Grasping the Contingent Order

Mainland orders are contingent on something different occurring before the contingent order is handled.

A contingent order can be:

  1. An order including the simultaneous execution of at least two transactions.
  2. An order where the execution relies on the execution of another order.
  3. An order where the execution relies upon specific criteria, like price, volume, time, or different factors being met.

In a simultaneous transaction, the orders are contingent on one another, as need might arise to be handled simultaneously. On the off chance that they can't be handled simultaneously, the orders stay pending until they can be executed simultaneously.

A contingent order could likewise be founded on another order or event. For instance, a trader might make a options buy order contingent on being filled on a stock buy order. Just once they own the stock should the options order be executed. The trader could likewise request the orders are executed simultaneously.

Criteria an order is contingent upon could likewise incorporate volume, price, time, or a large group of other fundamental or technical instruments. For instance, an order might be contingent upon a security arriving at a certain price, having a certain amount of volume, and achieving both of these inside certain hours of the day.

Contingent Order Uses

Contingent orders are valuable since they permit a trader to execute a strategy, or numerous positions, when the initial event happens. In the event that a trader needed to post every transaction in sequential order, it might leave them powerless against losses or changes in price. For instance, expect a trader needs to buy a stock at $50, yet they likewise need to place a stop loss at $49.85, and a sell order (target) at $50.30 as soon they own the stock. This is called a bracketed order.

They could do this physically, however in the event that the stock price moves rapidly they may not get their orders out in time. Assuming the stop loss and target are conveyed contingent on the buy order being filled, the trader realizes that whether the stock goes up or down they have orders out to capture profit and control risk.

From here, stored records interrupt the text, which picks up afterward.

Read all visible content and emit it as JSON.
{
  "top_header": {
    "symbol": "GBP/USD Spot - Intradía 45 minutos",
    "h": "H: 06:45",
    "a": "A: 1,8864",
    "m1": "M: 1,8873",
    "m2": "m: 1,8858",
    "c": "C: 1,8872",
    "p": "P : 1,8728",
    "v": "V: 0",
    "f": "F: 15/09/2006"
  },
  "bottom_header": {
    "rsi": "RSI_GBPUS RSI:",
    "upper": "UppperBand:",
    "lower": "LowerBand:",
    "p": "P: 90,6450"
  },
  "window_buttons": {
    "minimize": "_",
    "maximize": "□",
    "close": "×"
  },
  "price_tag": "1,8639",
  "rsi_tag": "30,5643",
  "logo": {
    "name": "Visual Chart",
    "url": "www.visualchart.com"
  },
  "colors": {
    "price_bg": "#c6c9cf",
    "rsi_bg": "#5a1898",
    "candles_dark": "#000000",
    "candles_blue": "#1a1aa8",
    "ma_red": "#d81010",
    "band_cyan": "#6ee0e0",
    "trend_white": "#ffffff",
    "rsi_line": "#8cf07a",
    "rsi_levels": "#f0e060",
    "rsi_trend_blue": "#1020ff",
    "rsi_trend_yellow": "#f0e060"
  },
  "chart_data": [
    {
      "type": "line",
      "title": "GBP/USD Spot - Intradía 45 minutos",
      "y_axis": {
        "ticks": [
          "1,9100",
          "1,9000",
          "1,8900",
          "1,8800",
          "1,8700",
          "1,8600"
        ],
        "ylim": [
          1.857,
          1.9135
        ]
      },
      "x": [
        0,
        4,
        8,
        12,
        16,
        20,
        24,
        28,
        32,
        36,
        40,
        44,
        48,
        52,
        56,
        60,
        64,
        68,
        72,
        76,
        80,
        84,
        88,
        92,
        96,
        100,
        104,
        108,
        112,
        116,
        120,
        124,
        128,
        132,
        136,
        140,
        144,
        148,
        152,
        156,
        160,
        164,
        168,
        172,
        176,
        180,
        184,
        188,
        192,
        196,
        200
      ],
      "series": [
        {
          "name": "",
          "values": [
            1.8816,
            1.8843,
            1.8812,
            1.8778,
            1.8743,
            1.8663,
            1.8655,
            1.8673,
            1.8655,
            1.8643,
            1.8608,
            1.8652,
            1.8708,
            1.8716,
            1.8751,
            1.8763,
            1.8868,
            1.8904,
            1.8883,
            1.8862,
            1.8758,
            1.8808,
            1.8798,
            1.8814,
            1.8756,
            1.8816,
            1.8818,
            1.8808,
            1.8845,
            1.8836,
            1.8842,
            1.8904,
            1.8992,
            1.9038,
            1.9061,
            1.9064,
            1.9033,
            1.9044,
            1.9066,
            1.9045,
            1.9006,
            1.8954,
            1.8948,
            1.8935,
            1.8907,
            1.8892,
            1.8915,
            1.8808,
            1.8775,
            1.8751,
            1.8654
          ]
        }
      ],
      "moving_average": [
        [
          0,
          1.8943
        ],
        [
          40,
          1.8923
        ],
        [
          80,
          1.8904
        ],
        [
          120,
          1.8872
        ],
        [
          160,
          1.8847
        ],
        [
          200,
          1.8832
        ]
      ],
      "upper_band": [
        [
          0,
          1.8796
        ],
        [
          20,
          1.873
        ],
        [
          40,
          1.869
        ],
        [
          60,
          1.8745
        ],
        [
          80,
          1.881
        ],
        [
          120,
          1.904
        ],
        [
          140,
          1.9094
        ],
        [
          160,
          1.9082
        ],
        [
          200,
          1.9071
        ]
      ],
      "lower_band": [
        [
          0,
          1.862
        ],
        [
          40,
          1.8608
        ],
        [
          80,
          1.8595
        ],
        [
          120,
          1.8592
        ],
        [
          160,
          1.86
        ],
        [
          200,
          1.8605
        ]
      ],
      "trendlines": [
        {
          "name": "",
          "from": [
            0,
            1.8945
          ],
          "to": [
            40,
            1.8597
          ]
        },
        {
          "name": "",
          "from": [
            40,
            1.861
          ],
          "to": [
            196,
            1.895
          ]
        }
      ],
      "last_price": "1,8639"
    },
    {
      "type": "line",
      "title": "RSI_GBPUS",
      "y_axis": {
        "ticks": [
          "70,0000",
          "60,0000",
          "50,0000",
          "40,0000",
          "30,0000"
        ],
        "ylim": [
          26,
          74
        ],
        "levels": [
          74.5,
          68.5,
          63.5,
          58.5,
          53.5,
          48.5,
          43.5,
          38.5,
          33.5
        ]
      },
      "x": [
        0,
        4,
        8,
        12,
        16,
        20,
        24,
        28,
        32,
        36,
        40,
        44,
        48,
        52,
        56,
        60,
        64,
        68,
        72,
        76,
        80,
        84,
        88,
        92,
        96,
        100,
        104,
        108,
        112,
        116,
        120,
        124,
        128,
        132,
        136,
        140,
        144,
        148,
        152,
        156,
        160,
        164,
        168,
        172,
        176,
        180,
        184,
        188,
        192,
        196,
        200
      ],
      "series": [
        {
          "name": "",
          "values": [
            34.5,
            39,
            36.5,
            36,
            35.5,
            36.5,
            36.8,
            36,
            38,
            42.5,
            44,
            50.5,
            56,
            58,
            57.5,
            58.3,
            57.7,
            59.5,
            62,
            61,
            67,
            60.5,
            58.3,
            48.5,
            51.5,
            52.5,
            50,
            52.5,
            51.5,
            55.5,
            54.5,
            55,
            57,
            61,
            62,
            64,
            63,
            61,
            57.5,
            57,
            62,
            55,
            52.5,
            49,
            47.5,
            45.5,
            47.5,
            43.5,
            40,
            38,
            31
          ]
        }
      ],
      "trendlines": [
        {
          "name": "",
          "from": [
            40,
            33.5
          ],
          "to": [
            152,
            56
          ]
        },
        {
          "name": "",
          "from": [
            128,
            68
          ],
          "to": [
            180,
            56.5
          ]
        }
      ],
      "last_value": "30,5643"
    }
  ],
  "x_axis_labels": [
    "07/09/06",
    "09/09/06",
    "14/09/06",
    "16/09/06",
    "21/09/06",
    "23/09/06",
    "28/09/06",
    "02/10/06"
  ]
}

Likewise, there is one more problem with doing it physically. On the off chance that you buy a stock and try to place a sell order over the price and below the price (target and stop loss), the software presumably won't let you make it happen. This is on the grounds that the trading platform thinks you are trying to sell two times. Yet, assuming the stop loss and target are contingent upon the initial position, that's what it knows whether the stop loss or target is reached, that order closes the position and the other order can be canceled in light of the fact that the initial position no longer exists. The software realizes you are not trying to sell two times, thus it will let you put out the two orders simultaneously. One of the contingent orders will be canceled in the event that the other contingent order is filled, in this case.

Most brokers offer contingent order usefulness. This might come through different order types, for example, basket orders, multi-leg option orders, or bracket orders. The trader inputs what they need to happen first, and afterward sets the boundaries for the contingent order(s). On a bracket order (which makes contingent orders) that would mean putting in the initial request. Then, at that point, the stop loss and target are set. The stop loss and target orders are possibly conveyed assuming the initial order is executed.

Contingent Order Example in the Options Market

Contingent orders are generally utilized in the options market, since certain options trades have numerous legs.

For instance, a buy-write strategy includes the simultaneous purchase of a long stock position and the composition of a call option against that position. A trader might place a buy order for the long stock position that is contingent on the call option being [written](/composing an-option) at a certain price, or vice versa.

Without a contingent order, traders would need to execute two separate transactions. In the event that the price changed between the two orders, the trader could experience a moment of raised risk or possibly a more terrible (or better) price than expected on one of the transactions. The contingent order ensures that the position is opened precisely as the trader anticipates.


  • Orders can be contingent on another order or event, for example, when a stop loss is automatically conveyed once a trade has been placed.
  • A contingent order is one that depends on a specific event to happen before it very well may be made active.
  • Orders can be contingent on one another, for example, when at least two orders should be executed simultaneously.